I’m a big fan of PBS (and NPR), I’m a member of our local station, but I am still annoyed as hell when I watch something purports itself to be a real show on PBS, and yet it is a pledge drive. I can almost always guess them to—it’s never the McNeil-Leher news hour. It’s usually a concert from some pretty solid artist who has broad appeal across the PBS viewing audience. Anyway, I’m rambling. Let’s get back to SQL Saturday—most of the speakers SQL Saturdays, Code Camps, and to an extent the PASS Summit are volunteers, we pay our own travel expenses, sometimes take time off of real jobs to be there. Sure some people work for vendors that fund their travel, and others (I fall into this category) have their own companies setup to make travel deductible, but no one is paying us to be there. I’m not complaining about that—it’s part of what makes SQL Saturday a great event. It’s an event run for the community by the community, and I hope it always stays that way.
I was at a recent SQL Saturday, where I happen to be extremely close with the organizer, and there was a speaker (from outside of the SQL community) who was making a ton of demands on the organizer. Wanted to be in a special room, wanted peak times (not for travel reasons, just for a larger audience), special equipment, etc. Listen, if there’s one person who has it much harder than the speakers, it’s the SQL Saturday organizer. You’re trying to manage 30 speakers, some of the most interesting (could you please read your GD email) questions from attendees, dealing with venue people and caterers, and you just don’t have time to deal with the needs of a single primadonna speaker. If you want a good way to never get invited to speak at that SQL Saturday again, I recommend submitting a list of the demands to the event organizer. No seriously, don’t do that, ever. If you do it in Philadelphia, one of our rooms will likely be under construction, but only during the hour you were scheduled to talk. But wait there’s more.

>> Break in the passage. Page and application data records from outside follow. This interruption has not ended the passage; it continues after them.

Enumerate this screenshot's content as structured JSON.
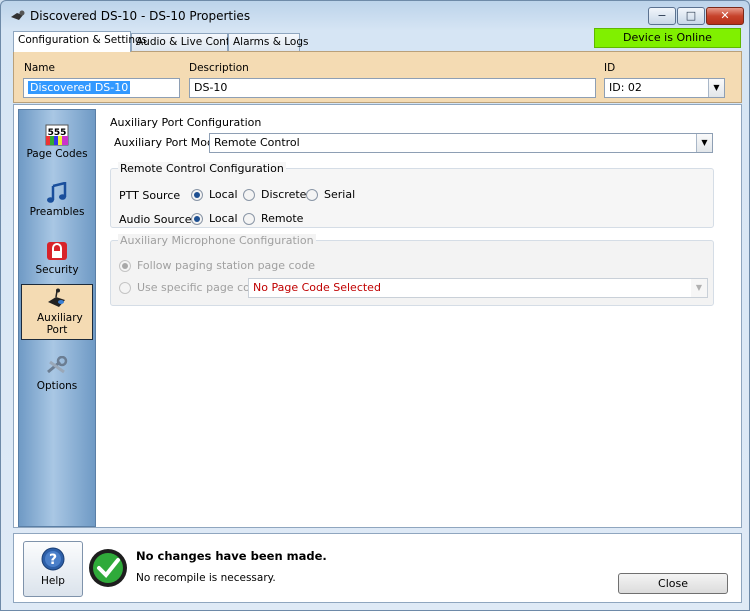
{
  "window": {
    "title": "Discovered DS-10 - DS-10 Properties",
    "controls": {
      "minimize": "−",
      "maximize": "□",
      "close": "✕"
    }
  },
  "tabs": [
    {
      "label": "Configuration & Settings",
      "active": true
    },
    {
      "label": "Audio & Live Control",
      "active": false
    },
    {
      "label": "Alarms & Logs",
      "active": false
    }
  ],
  "status": {
    "text": "Device is Online",
    "color": "#80f000"
  },
  "info": {
    "name_label": "Name",
    "name_value": "Discovered DS-10",
    "description_label": "Description",
    "description_value": "DS-10",
    "id_label": "ID",
    "id_value": "ID: 02"
  },
  "sidebar": {
    "items": [
      {
        "label": "Page Codes",
        "icon": "page-codes-icon",
        "icon_text": "555",
        "active": false
      },
      {
        "label": "Preambles",
        "icon": "music-note-icon",
        "active": false
      },
      {
        "label": "Security",
        "icon": "lock-icon",
        "active": false
      },
      {
        "label": "Auxiliary Port",
        "icon": "microphone-icon",
        "active": true
      },
      {
        "label": "Options",
        "icon": "wrench-icon",
        "active": false
      }
    ]
  },
  "aux": {
    "section_title": "Auxiliary Port Configuration",
    "mode_label": "Auxiliary Port Mode",
    "mode_value": "Remote Control",
    "remote": {
      "title": "Remote Control Configuration",
      "ptt_label": "PTT Source",
      "ptt_options": [
        "Local",
        "Discrete",
        "Serial"
      ],
      "ptt_selected": "Local",
      "audio_label": "Audio Source",
      "audio_options": [
        "Local",
        "Remote"
      ],
      "audio_selected": "Local"
    },
    "mic": {
      "title": "Auxiliary Microphone Configuration",
      "option_follow": "Follow paging station page code",
      "option_specific": "Use specific page code",
      "page_code_value": "No Page Code Selected",
      "page_code_color": "#c00000",
      "selected": "follow",
      "enabled": false
    }
  },
  "footer": {
    "help_label": "Help",
    "status_title": "No changes have been made.",
    "status_detail": "No recompile is necessary.",
    "close_label": "Close"
  }
}
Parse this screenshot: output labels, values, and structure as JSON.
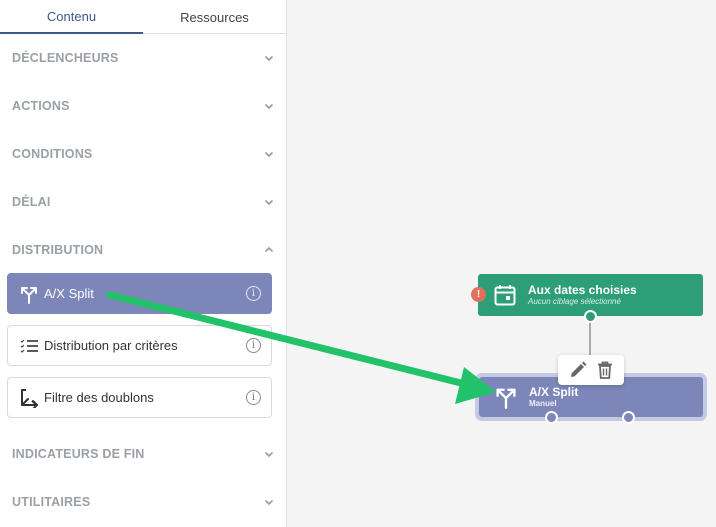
{
  "tabs": [
    {
      "label": "Contenu",
      "active": true
    },
    {
      "label": "Ressources",
      "active": false
    }
  ],
  "sections": [
    {
      "label": "DÉCLENCHEURS",
      "expanded": false
    },
    {
      "label": "ACTIONS",
      "expanded": false
    },
    {
      "label": "CONDITIONS",
      "expanded": false
    },
    {
      "label": "DÉLAI",
      "expanded": false
    },
    {
      "label": "DISTRIBUTION",
      "expanded": true
    },
    {
      "label": "INDICATEURS DE FIN",
      "expanded": false
    },
    {
      "label": "UTILITAIRES",
      "expanded": false
    }
  ],
  "distribution_items": [
    {
      "label": "A/X Split",
      "icon": "split-icon",
      "active": true
    },
    {
      "label": "Distribution par critères",
      "icon": "list-criteria-icon",
      "active": false
    },
    {
      "label": "Filtre des doublons",
      "icon": "merge-filter-icon",
      "active": false
    }
  ],
  "canvas": {
    "trigger_node": {
      "title": "Aux dates choisies",
      "subtitle": "Aucun ciblage sélectionné",
      "icon": "calendar-icon",
      "warning": "!"
    },
    "split_node": {
      "title": "A/X Split",
      "subtitle": "Manuel",
      "icon": "split-icon"
    },
    "toolbar": {
      "edit_icon": "pencil-icon",
      "delete_icon": "trash-icon"
    }
  },
  "colors": {
    "accent": "#3d5a8a",
    "item_active": "#7c86b8",
    "trigger_node": "#2e9e78",
    "arrow": "#22c26a",
    "warning": "#e0705a"
  }
}
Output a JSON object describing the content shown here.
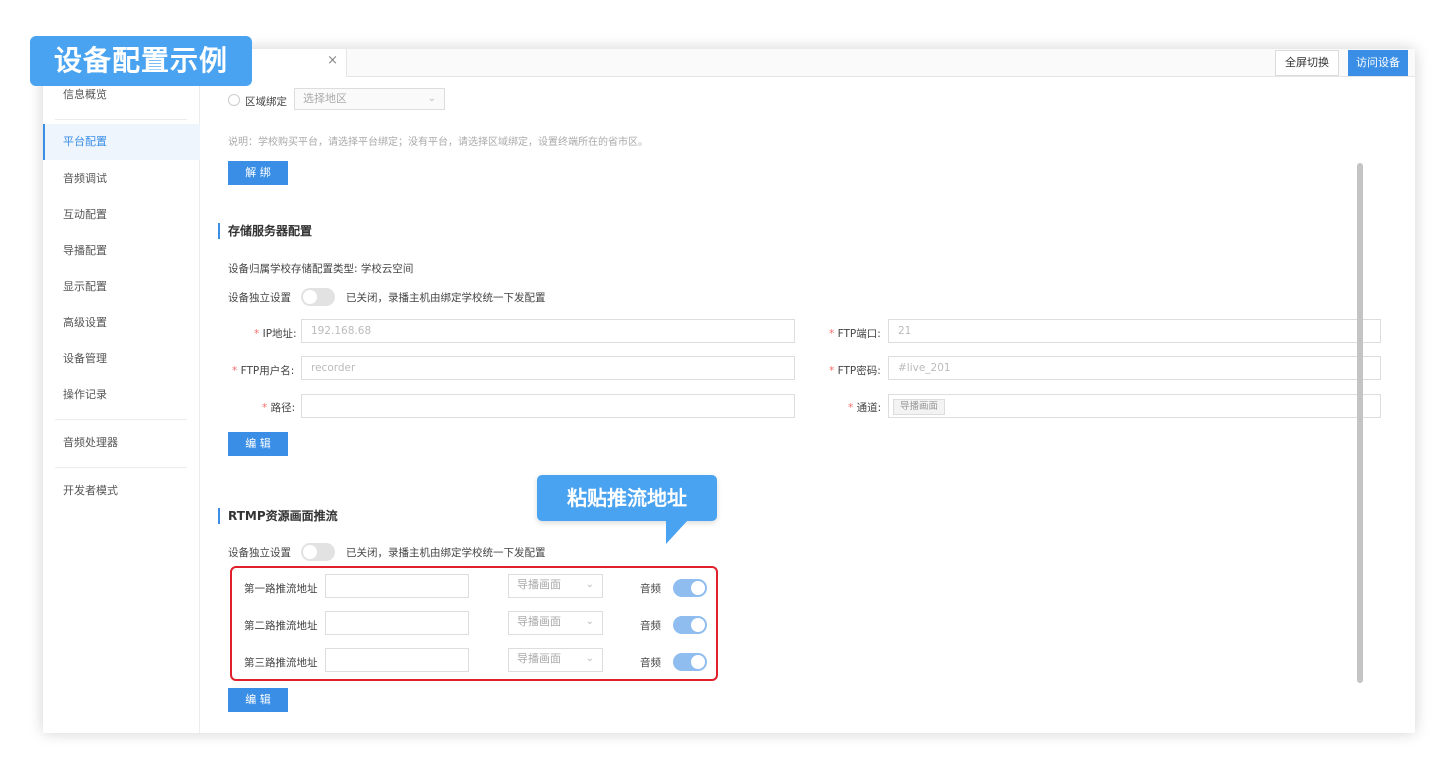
{
  "overlay": {
    "badge_text": "设备配置示例",
    "callout_text": "粘贴推流地址"
  },
  "topbar": {
    "close_glyph": "×",
    "fullscreen_label": "全屏切换",
    "visit_label": "访问设备"
  },
  "sidebar": {
    "items": [
      {
        "label": "信息概览"
      },
      {
        "label": "平台配置"
      },
      {
        "label": "音频调试"
      },
      {
        "label": "互动配置"
      },
      {
        "label": "导播配置"
      },
      {
        "label": "显示配置"
      },
      {
        "label": "高级设置"
      },
      {
        "label": "设备管理"
      },
      {
        "label": "操作记录"
      },
      {
        "label": "音频处理器"
      },
      {
        "label": "开发者模式"
      }
    ],
    "active_index": 1
  },
  "platform": {
    "region_label": "区域绑定",
    "region_placeholder": "选择地区",
    "note": "说明：学校购买平台，请选择平台绑定；没有平台，请选择区域绑定，设置终端所在的省市区。",
    "unbind_label": "解 绑"
  },
  "storage": {
    "title": "存储服务器配置",
    "type_text": "设备归属学校存储配置类型: 学校云空间",
    "independent_label": "设备独立设置",
    "toggle_text": "已关闭，录播主机由绑定学校统一下发配置",
    "required_mark": "*",
    "ip_label": "IP地址:",
    "ip_value": "192.168.68",
    "ftp_port_label": "FTP端口:",
    "ftp_port_value": "21",
    "ftp_user_label": "FTP用户名:",
    "ftp_user_value": "recorder",
    "ftp_pwd_label": "FTP密码:",
    "ftp_pwd_value": "#live_201",
    "path_label": "路径:",
    "path_value": "",
    "channel_label": "通道:",
    "channel_tag": "导播画面",
    "edit_label": "编 辑"
  },
  "rtmp": {
    "title": "RTMP资源画面推流",
    "independent_label": "设备独立设置",
    "toggle_text": "已关闭，录播主机由绑定学校统一下发配置",
    "rows": [
      {
        "label": "第一路推流地址",
        "url": "",
        "source": "导播画面",
        "audio_label": "音频"
      },
      {
        "label": "第二路推流地址",
        "url": "",
        "source": "导播画面",
        "audio_label": "音频"
      },
      {
        "label": "第三路推流地址",
        "url": "",
        "source": "导播画面",
        "audio_label": "音频"
      }
    ],
    "edit_label": "编 辑"
  },
  "colors": {
    "accent": "#3a8ee6",
    "badge": "#4aa3f0",
    "highlight_border": "#e0202a"
  }
}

Figure 1 My SQL Saturday Rider
So after all of this happened before the event, I really wanted to see this session. After all, if this speaker had all of these special demands, they must be really amazing, right? The session was professional development—and while most of the advice was reasonably sound, there was a disturbing trend of the speaker answering questions with “it’s in my book” or “it’s in the DVD on my site.” My personal favorite was when someone asked for a copy of the slides (which speakers generally upload as a PDF or even PPT to the SQL Saturday website), the speaker responded “you can buy the DVD, they’re on there, they don’t pay us to come speak at these events, so I have to make some money somehow.” Yeah, buddy, we all paid to be here you jerk. There were a couple of other things that bothered me, like some mild insulting of the audience, but that’s beyond the scope of this. This felt like the informerical where they give a you a taste of a product, but if you want the real deal you have to call 1-800-SCAM-ME and give a credit card number and wait 4-6 weeks for your delivery. But wait there’s more.
So, I left a few minutes early, but it turns out the speaker was conducting cash sales of his book and DVD from the podium after his session. To the extent that it delayed the next speaker, which is always the classiest thing you can do as a speaker at a conference (it’s a good way to show people how important you are). At SQL Saturday’s we have these people that let us run the event—they are called sponsors and they don’t appreciate when someone who doesn’t pay for the right to sell stuff at the event does.
Those are the words of my friend Vicky, who works for a frequent SQL Saturday sponsor (and full disclosure, client of mine) Idera.
If you want to make sure you aren’t doing it wrong, just be sure to follow the Denny Cherry and Associate’s HR policy. Wheaton’s Law.